Mystical Goings On
Bucs19608 October 2004
What fun! This is a dandy film of its corny and the typical early 30s serial type cliffhanger with lots of dashing around, ridiculous plot and narrow escapes. The settings with the Egyptian flavor are simply silly and fake but the special effects are not as bad as you might expect for an early film. Edmund Lowe doesn't seem quite right for the part of Chandu.....I would have pictured someone with a little more exotic look to add just a hint of mystery. Ricardo Cortez or Nils Asther, although supporting players, may have been able to pull it off; however, Lowe does a serviceable job. Of course Lugosi went on to play the part later but appears here as the arch-villain who is bent on conquering the world with a death ray stolen from Chandu's brother-in-law.

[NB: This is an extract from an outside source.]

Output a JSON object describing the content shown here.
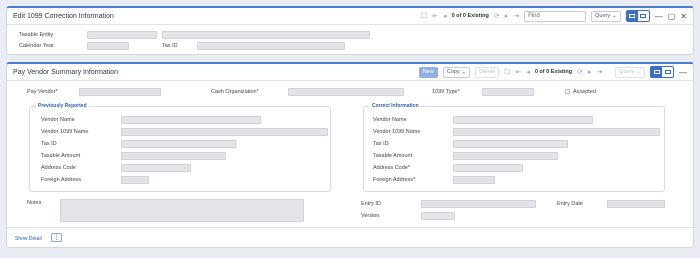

As usual he is over the top which is just what the film needs....a maniacal bad guy with visions of grandeur. He is all ham but of course this was his stock in trade and he pulls out all the stops. Herbert Mundin is on hand for a little humor which probably wasn't necessary but he is such a great character actor that you aren't too put off by it. If you like Mundin, see "Cavalcade", in which he really gets a chance to show his acting ability which is not all comedic. If you like films that are camp, don't require you to think too much or try to figure out character's motivations, this is the one for you. Its fast, fun and so dumb that you love it. Great for a rainy Saturday afternoon at the matinée.
13 out of 18 found this helpful. Was this review helpful? | Report this
An Entertaining Fantasy
Rainey Dawn2 October 2015
I have to agree with other reviewers on this film: Bela Lugosi steals the show. He's good a usual in this underrated fantasy film.

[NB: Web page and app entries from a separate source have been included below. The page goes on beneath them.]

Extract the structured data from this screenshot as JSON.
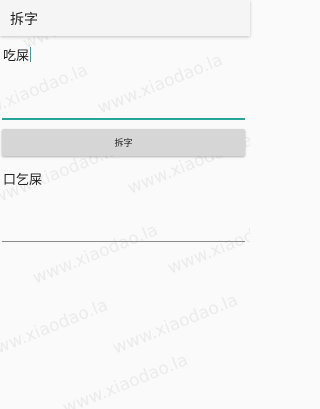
{
  "app_bar": {
    "title": "拆字"
  },
  "input": {
    "value": "吃屎"
  },
  "split_button": {
    "label": "拆字"
  },
  "result": {
    "value": "口乞屎"
  },
  "watermark": {
    "text": "www.xiaodao.la"
  },
  "colors": {
    "accent": "#26a69a",
    "background": "#fafafa",
    "app_bar": "#f5f5f5",
    "button": "#d6d6d6",
    "text": "#212121"
  }
}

The sets and costuming are lavish, elegant and beautiful eye candy. Loved the Egyptian setting. The special effects are great for it's time era.

The story is good, it has quite a bit of romance and comedy in it. The film does have some action and it's fun adventure to watch. It's simply a worthwhile film classic to view.

Simply worded: If you like film surrounding magic, mysticism, fantasy, Egyptian-themes, and/or Bela Lugosi then I'm sure you will enjoy Chandu the Magician.

4 out of 5 found this helpful. Was this review helpful? | Report this
An error has occured. Please try again.

See also

Awards | FAQ | User Ratings | External Reviews | Metacritic Reviews